— Records for processing —
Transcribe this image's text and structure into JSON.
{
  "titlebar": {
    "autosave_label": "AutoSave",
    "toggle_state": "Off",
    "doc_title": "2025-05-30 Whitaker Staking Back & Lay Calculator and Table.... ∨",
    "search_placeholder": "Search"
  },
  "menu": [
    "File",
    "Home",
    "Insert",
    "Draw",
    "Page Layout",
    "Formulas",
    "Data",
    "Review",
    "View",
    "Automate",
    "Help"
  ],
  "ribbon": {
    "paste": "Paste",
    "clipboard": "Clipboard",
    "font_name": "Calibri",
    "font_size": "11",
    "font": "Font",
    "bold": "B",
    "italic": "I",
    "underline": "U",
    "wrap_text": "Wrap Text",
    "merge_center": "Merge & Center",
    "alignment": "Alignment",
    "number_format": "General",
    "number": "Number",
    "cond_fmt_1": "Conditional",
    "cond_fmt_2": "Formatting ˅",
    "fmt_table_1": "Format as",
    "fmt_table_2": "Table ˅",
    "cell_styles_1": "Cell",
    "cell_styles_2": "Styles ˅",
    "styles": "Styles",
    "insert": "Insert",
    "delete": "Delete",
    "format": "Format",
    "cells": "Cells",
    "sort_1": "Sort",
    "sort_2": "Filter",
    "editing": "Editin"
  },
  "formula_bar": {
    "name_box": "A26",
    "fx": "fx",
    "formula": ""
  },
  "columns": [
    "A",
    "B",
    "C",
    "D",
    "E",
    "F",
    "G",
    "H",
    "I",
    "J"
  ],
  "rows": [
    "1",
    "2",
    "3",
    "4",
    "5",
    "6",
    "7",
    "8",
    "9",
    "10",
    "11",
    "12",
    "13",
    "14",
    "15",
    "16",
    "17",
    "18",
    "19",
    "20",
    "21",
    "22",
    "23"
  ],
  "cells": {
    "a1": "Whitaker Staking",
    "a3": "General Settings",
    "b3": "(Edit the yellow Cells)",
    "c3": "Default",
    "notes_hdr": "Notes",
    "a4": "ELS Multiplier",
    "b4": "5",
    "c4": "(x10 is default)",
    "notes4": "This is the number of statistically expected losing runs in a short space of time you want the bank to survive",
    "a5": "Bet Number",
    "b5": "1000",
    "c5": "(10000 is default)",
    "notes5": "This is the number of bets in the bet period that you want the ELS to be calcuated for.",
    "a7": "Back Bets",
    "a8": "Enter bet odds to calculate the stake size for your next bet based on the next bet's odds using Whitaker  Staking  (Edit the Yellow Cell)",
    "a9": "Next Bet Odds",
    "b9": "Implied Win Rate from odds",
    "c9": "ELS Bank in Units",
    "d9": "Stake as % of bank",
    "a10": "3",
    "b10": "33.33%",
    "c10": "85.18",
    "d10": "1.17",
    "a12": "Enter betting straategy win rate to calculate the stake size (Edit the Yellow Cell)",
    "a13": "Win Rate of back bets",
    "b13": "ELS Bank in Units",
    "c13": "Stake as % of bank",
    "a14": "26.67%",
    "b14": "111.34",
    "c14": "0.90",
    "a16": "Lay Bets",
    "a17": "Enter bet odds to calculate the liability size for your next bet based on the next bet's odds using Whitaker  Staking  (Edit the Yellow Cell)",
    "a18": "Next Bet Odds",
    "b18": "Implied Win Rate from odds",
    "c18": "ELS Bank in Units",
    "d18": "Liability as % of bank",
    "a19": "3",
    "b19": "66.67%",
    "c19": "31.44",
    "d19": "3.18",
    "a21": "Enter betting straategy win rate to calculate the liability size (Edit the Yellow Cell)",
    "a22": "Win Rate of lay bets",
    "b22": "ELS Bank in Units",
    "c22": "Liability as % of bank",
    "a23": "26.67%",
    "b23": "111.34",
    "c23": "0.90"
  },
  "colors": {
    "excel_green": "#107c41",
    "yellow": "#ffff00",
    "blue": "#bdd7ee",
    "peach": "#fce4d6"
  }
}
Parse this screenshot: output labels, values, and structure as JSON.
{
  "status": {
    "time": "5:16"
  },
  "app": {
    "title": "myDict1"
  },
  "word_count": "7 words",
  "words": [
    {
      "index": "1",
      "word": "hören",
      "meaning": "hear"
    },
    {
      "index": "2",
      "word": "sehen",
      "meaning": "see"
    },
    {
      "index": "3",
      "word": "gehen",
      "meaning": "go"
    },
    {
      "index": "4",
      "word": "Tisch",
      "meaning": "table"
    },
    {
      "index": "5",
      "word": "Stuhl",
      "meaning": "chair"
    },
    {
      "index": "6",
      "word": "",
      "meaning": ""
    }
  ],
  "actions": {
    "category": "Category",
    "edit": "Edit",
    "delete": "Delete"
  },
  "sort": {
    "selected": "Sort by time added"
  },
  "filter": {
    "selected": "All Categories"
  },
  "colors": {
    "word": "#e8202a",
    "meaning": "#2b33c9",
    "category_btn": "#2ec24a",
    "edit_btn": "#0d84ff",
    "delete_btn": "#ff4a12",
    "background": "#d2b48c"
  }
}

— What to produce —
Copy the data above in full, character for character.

— Response for this exercise —
Transcribe this image's text and structure into JSON.
{
  "titlebar": {
    "autosave_label": "AutoSave",
    "toggle_state": "Off",
    "doc_title": "2025-05-30 Whitaker Staking Back & Lay Calculator and Table.... ∨",
    "search_placeholder": "Search"
  },
  "menu": [
    "File",
    "Home",
    "Insert",
    "Draw",
    "Page Layout",
    "Formulas",
    "Data",
    "Review",
    "View",
    "Automate",
    "Help"
  ],
  "ribbon": {
    "paste": "Paste",
    "clipboard": "Clipboard",
    "font_name": "Calibri",
    "font_size": "11",
    "font": "Font",
    "bold": "B",
    "italic": "I",
    "underline": "U",
    "wrap_text": "Wrap Text",
    "merge_center": "Merge & Center",
    "alignment": "Alignment",
    "number_format": "General",
    "number": "Number",
    "cond_fmt_1": "Conditional",
    "cond_fmt_2": "Formatting ˅",
    "fmt_table_1": "Format as",
    "fmt_table_2": "Table ˅",
    "cell_styles_1": "Cell",
    "cell_styles_2": "Styles ˅",
    "styles": "Styles",
    "insert": "Insert",
    "delete": "Delete",
    "format": "Format",
    "cells": "Cells",
    "sort_1": "Sort",
    "sort_2": "Filter",
    "editing": "Editin"
  },
  "formula_bar": {
    "name_box": "A26",
    "fx": "fx",
    "formula": ""
  },
  "columns": [
    "A",
    "B",
    "C",
    "D",
    "E",
    "F",
    "G",
    "H",
    "I",
    "J"
  ],
  "rows": [
    "1",
    "2",
    "3",
    "4",
    "5",
    "6",
    "7",
    "8",
    "9",
    "10",
    "11",
    "12",
    "13",
    "14",
    "15",
    "16",
    "17",
    "18",
    "19",
    "20",
    "21",
    "22",
    "23"
  ],
  "cells": {
    "a1": "Whitaker Staking",
    "a3": "General Settings",
    "b3": "(Edit the yellow Cells)",
    "c3": "Default",
    "notes_hdr": "Notes",
    "a4": "ELS Multiplier",
    "b4": "5",
    "c4": "(x10 is default)",
    "notes4": "This is the number of statistically expected losing runs in a short space of time you want the bank to survive",
    "a5": "Bet Number",
    "b5": "1000",
    "c5": "(10000 is default)",
    "notes5": "This is the number of bets in the bet period that you want the ELS to be calcuated for.",
    "a7": "Back Bets",
    "a8": "Enter bet odds to calculate the stake size for your next bet based on the next bet's odds using Whitaker  Staking  (Edit the Yellow Cell)",
    "a9": "Next Bet Odds",
    "b9": "Implied Win Rate from odds",
    "c9": "ELS Bank in Units",
    "d9": "Stake as % of bank",
    "a10": "3",
    "b10": "33.33%",
    "c10": "85.18",
    "d10": "1.17",
    "a12": "Enter betting straategy win rate to calculate the stake size (Edit the Yellow Cell)",
    "a13": "Win Rate of back bets",
    "b13": "ELS Bank in Units",
    "c13": "Stake as % of bank",
    "a14": "26.67%",
    "b14": "111.34",
    "c14": "0.90",
    "a16": "Lay Bets",
    "a17": "Enter bet odds to calculate the liability size for your next bet based on the next bet's odds using Whitaker  Staking  (Edit the Yellow Cell)",
    "a18": "Next Bet Odds",
    "b18": "Implied Win Rate from odds",
    "c18": "ELS Bank in Units",
    "d18": "Liability as % of bank",
    "a19": "3",
    "b19": "66.67%",
    "c19": "31.44",
    "d19": "3.18",
    "a21": "Enter betting straategy win rate to calculate the liability size (Edit the Yellow Cell)",
    "a22": "Win Rate of lay bets",
    "b22": "ELS Bank in Units",
    "c22": "Liability as % of bank",
    "a23": "26.67%",
    "b23": "111.34",
    "c23": "0.90"
  },
  "colors": {
    "excel_green": "#107c41",
    "yellow": "#ffff00",
    "blue": "#bdd7ee",
    "peach": "#fce4d6"
  }
}
Parse this screenshot: output labels, values, and structure as JSON.
{
  "status": {
    "time": "5:16"
  },
  "app": {
    "title": "myDict1"
  },
  "word_count": "7 words",
  "words": [
    {
      "index": "1",
      "word": "hören",
      "meaning": "hear"
    },
    {
      "index": "2",
      "word": "sehen",
      "meaning": "see"
    },
    {
      "index": "3",
      "word": "gehen",
      "meaning": "go"
    },
    {
      "index": "4",
      "word": "Tisch",
      "meaning": "table"
    },
    {
      "index": "5",
      "word": "Stuhl",
      "meaning": "chair"
    },
    {
      "index": "6",
      "word": "",
      "meaning": ""
    }
  ],
  "actions": {
    "category": "Category",
    "edit": "Edit",
    "delete": "Delete"
  },
  "sort": {
    "selected": "Sort by time added"
  },
  "filter": {
    "selected": "All Categories"
  },
  "colors": {
    "word": "#e8202a",
    "meaning": "#2b33c9",
    "category_btn": "#2ec24a",
    "edit_btn": "#0d84ff",
    "delete_btn": "#ff4a12",
    "background": "#d2b48c"
  }
}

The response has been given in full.